Methods Eighteen participants with autism from 17 to 36 years old were recruited; they were administrated the Vineland scale, the Observational Rating Scale of Basic Functions and the Echolalia Questionnaire. In the Echolalia Questionnaire, questions were directly addressed to the autistic subject (induced procedure) or to the subject's caregiver while the subject was free to do what he wanted (incidental procedure). The data were analysed by multivariate regressions and Pearson's correlations.
Results The results showed that echolalia occurred in both experimental situations; the mean value was significantly higher in the induced procedure, but results did not support the correlation with Vineland's score in the incidental procedure. It is likely that the two situations activated different processes. In particular, echolalia was statistically higher in the induced procedure as compared with the incidental one only for subjects with low score on Vineland, but in the incidental procedure, the presence of echolalia appeared to be uninfluenced by the functional capacity of subjects.
Conclusions The two experimental conditions require different monitoring systems to control this verbal behaviour. The echolalic phenomenon is an expression of dependence on the environment and may occur in a situation in which the autistic person is participating in a communicative act and, lacking inhibitory control, repeats the other's communication rather than selecting an answer.
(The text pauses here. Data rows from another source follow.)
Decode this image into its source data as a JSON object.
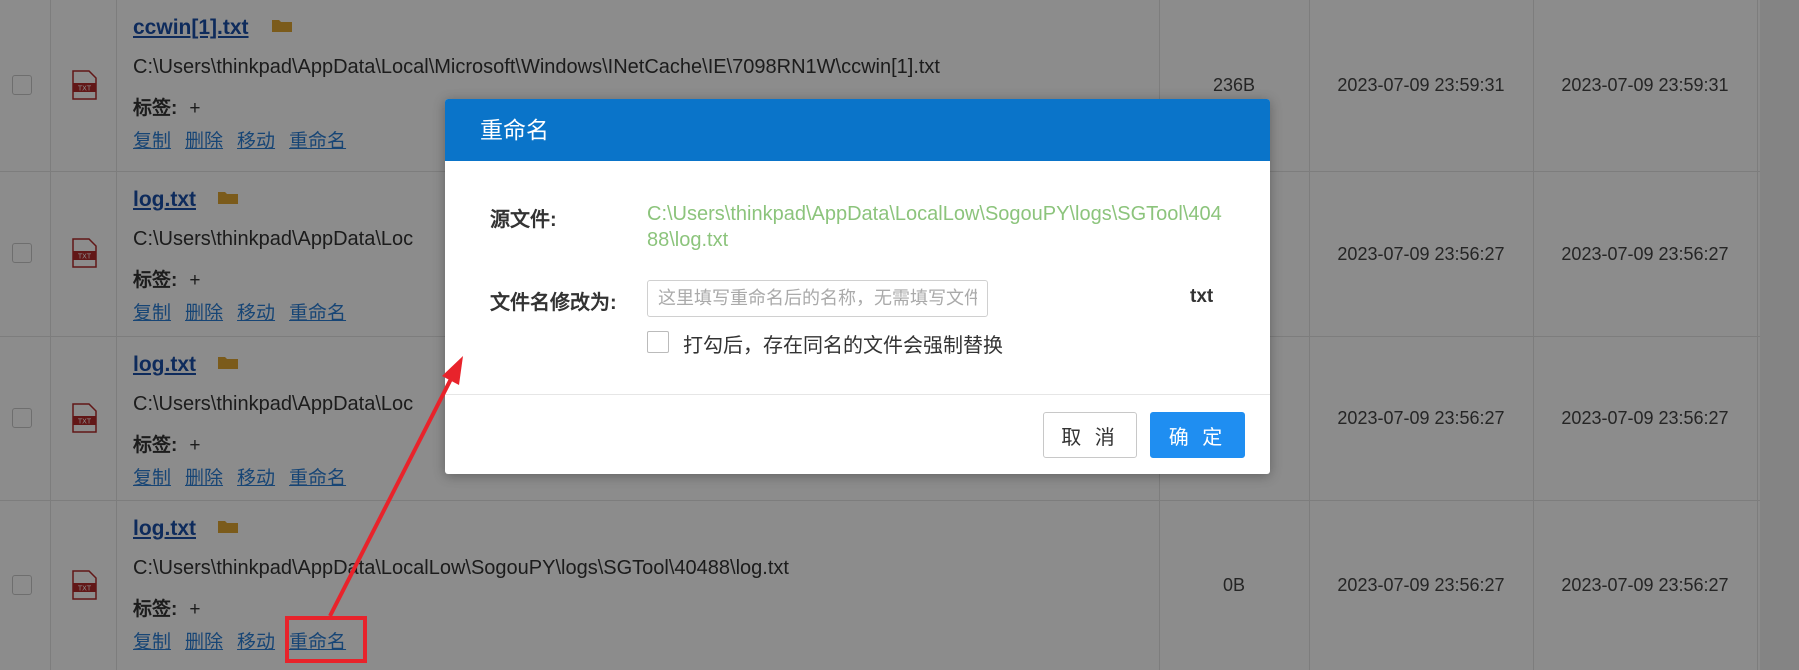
{
  "rows": [
    {
      "name": "ccwin[1].txt",
      "path": "C:\\Users\\thinkpad\\AppData\\Local\\Microsoft\\Windows\\INetCache\\IE\\7098RN1W\\ccwin[1].txt",
      "size": "236B",
      "created": "2023-07-09 23:59:31",
      "modified": "2023-07-09 23:59:31"
    },
    {
      "name": "log.txt",
      "path": "C:\\Users\\thinkpad\\AppData\\Loc",
      "size": "",
      "created": "2023-07-09 23:56:27",
      "modified": "2023-07-09 23:56:27"
    },
    {
      "name": "log.txt",
      "path": "C:\\Users\\thinkpad\\AppData\\Loc",
      "size": "",
      "created": "2023-07-09 23:56:27",
      "modified": "2023-07-09 23:56:27"
    },
    {
      "name": "log.txt",
      "path": "C:\\Users\\thinkpad\\AppData\\LocalLow\\SogouPY\\logs\\SGTool\\40488\\log.txt",
      "size": "0B",
      "created": "2023-07-09 23:56:27",
      "modified": "2023-07-09 23:56:27"
    }
  ],
  "row_labels": {
    "tags": "标签:",
    "add_tag": "+",
    "copy": "复制",
    "delete": "删除",
    "move": "移动",
    "rename": "重命名",
    "file_icon_text": "TXT"
  },
  "dialog": {
    "title": "重命名",
    "source_label": "源文件:",
    "source_path": "C:\\Users\\thinkpad\\AppData\\LocalLow\\SogouPY\\logs\\SGTool\\40488\\log.txt",
    "rename_label": "文件名修改为:",
    "rename_placeholder": "这里填写重命名后的名称，无需填写文件扩展名。",
    "extension": "txt",
    "force_replace_label": "打勾后，存在同名的文件会强制替换",
    "cancel": "取 消",
    "ok": "确 定"
  },
  "colors": {
    "dialog_header": "#0a74c9",
    "ok_button": "#1f8ef1",
    "source_path": "#8cc47c",
    "annotation": "#e8232b",
    "link": "#2b7fd6"
  }
}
The deficit in inhibitory control in this situation does not seem to be present in subjects with higher efficiency. Incidental echolalia reflects the inability of the subject to filter out background environmental noise, which occasionally results in environmental dependency.